Today I found myself sitting at an ancient desk with a small dog trying to leap onto my lap reading from a book from 1793. The book was hand bound with leather and handmade marbled paper. I felt a little like I had just crawled through a time portal with my north face jacket swishing awkwardly in this other dimension. The book was by an M.D. called Dr. Willis, entitled "The Art of Preventing Disease", with appropriately archaic language, and 's' looking like 'f'. It struck me that what this guy knew was totally legitimate, and quite genius. How did we forget all of this? How did it end up in this antiquarian bookstore waiting for some crusty collector to snatch it up?
It's easy to a get caught up in the newness of technology, throwing the baby out with the bathwater, so to speak. The old ways get forgotten in an instant; outlawed, books burned, people hung or lynched, politically undermined, ostracized--all in the name of "progress". Whatever "progress" is, it has certainly seduced many humans into crazed actions here and there that have steered the course of history.

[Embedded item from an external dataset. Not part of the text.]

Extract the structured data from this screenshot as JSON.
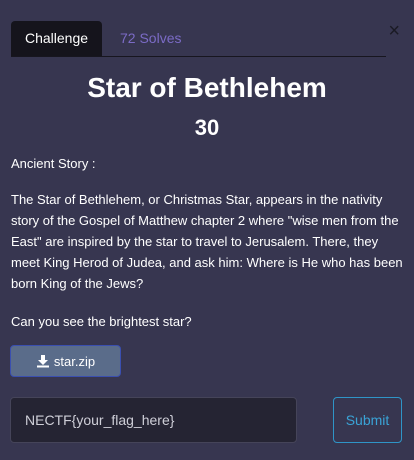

As I have delved deeper into studying plant medicine, I have continuously been appalled that ours is the first generation since forever to which a basic and fundamental canon of knowledge will not be passed down for this very reason. This canon involves healing traditions that are quickly seeping through the cracks of our "new way". Up until now, that didn't seem like a huge deal. I was young, and with that came a certain arrogant assumption that whatever society was running forward with must be a hundred percent right. Of course, anyone who has contemplated history can see it riddled with mistakes-we are human, after all.
So why is it so important to keep the old information? We are standing on the shoulders of giants, which implies that new stuff is only as great as that which came before, and in fact fully supported by it. Our medical system is heavily influenced by our past, and it would be folly to think of modern medicine as secular from this long history, which seems to be a common illusion these days.
Getting swept away by all the seductive magic pills we have leaves a lot of gaps in information. I have heard this story over and over; the doctor says nothing can be done, when there is a perfectly effective folk remedy for it. Whatever the remedy is, it doesn't exist in that universe. This denial seems sloppy for someone you're supposed to entrust to heal you.
What I'm getting at is that we aren't really considering all of our resources for healing. We may have invented all this new fangled stuff to avoid this fatal bacteria or oust that terrible parasite, but that doesn't make the traditional knowledge set void. On the contrary, a synthesis seems the most effective, and these dogmatic perspectives increasingly totally ridiculous. A mutual acknowledgement of modern medicine and folk medicine to create the most effective system- not the most profitable or most historic. Healing is the real goal here, so let us fish all this out of the egos that have claimed it and and reclaim it for ourselves.
Stay tuned if that's what you're interested in.